START Data

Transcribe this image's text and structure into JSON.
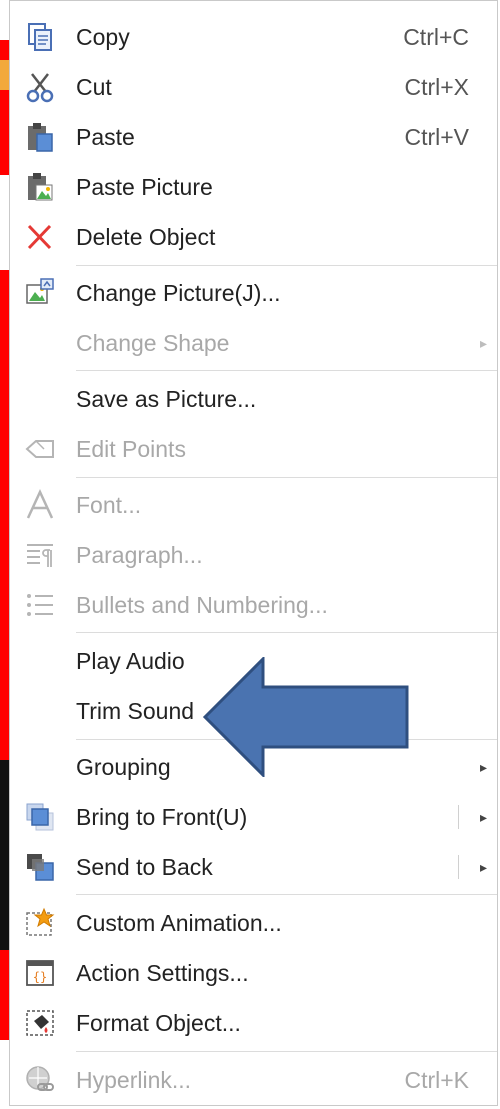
{
  "menu": {
    "items": [
      {
        "label": "Copy",
        "shortcut": "Ctrl+C",
        "icon": "copy-icon",
        "enabled": true
      },
      {
        "label": "Cut",
        "shortcut": "Ctrl+X",
        "icon": "scissors-icon",
        "enabled": true
      },
      {
        "label": "Paste",
        "shortcut": "Ctrl+V",
        "icon": "paste-icon",
        "enabled": true
      },
      {
        "label": "Paste Picture",
        "shortcut": "",
        "icon": "paste-picture-icon",
        "enabled": true
      },
      {
        "label": "Delete Object",
        "shortcut": "",
        "icon": "delete-x-icon",
        "enabled": true
      },
      {
        "label": "Change Picture(J)...",
        "shortcut": "",
        "icon": "change-picture-icon",
        "enabled": true
      },
      {
        "label": "Change Shape",
        "shortcut": "",
        "icon": "",
        "enabled": false,
        "submenu": true
      },
      {
        "label": "Save as Picture...",
        "shortcut": "",
        "icon": "",
        "enabled": true
      },
      {
        "label": "Edit Points",
        "shortcut": "",
        "icon": "edit-points-icon",
        "enabled": false
      },
      {
        "label": "Font...",
        "shortcut": "",
        "icon": "font-icon",
        "enabled": false
      },
      {
        "label": "Paragraph...",
        "shortcut": "",
        "icon": "paragraph-icon",
        "enabled": false
      },
      {
        "label": "Bullets and Numbering...",
        "shortcut": "",
        "icon": "bullets-icon",
        "enabled": false
      },
      {
        "label": "Play Audio",
        "shortcut": "",
        "icon": "",
        "enabled": true
      },
      {
        "label": "Trim Sound",
        "shortcut": "",
        "icon": "",
        "enabled": true
      },
      {
        "label": "Grouping",
        "shortcut": "",
        "icon": "",
        "enabled": true,
        "submenu": true
      },
      {
        "label": "Bring to Front(U)",
        "shortcut": "",
        "icon": "bring-to-front-icon",
        "enabled": true,
        "submenu": true
      },
      {
        "label": "Send to Back",
        "shortcut": "",
        "icon": "send-to-back-icon",
        "enabled": true,
        "submenu": true
      },
      {
        "label": "Custom Animation...",
        "shortcut": "",
        "icon": "custom-animation-icon",
        "enabled": true
      },
      {
        "label": "Action Settings...",
        "shortcut": "",
        "icon": "action-settings-icon",
        "enabled": true
      },
      {
        "label": "Format Object...",
        "shortcut": "",
        "icon": "format-object-icon",
        "enabled": true
      },
      {
        "label": "Hyperlink...",
        "shortcut": "Ctrl+K",
        "icon": "hyperlink-icon",
        "enabled": false
      }
    ]
  },
  "colors": {
    "callout_arrow": "#4a73b0",
    "callout_border": "#2f4f7f",
    "disabled_text": "#a8a8a8",
    "background_slide": "#ff0000"
  }
}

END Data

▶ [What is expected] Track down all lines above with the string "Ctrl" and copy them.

▶ [Problem solution]
        "shortcut": "Ctrl+C",
        "shortcut": "Ctrl+X",
        "shortcut": "Ctrl+V",
        "shortcut": "Ctrl+K",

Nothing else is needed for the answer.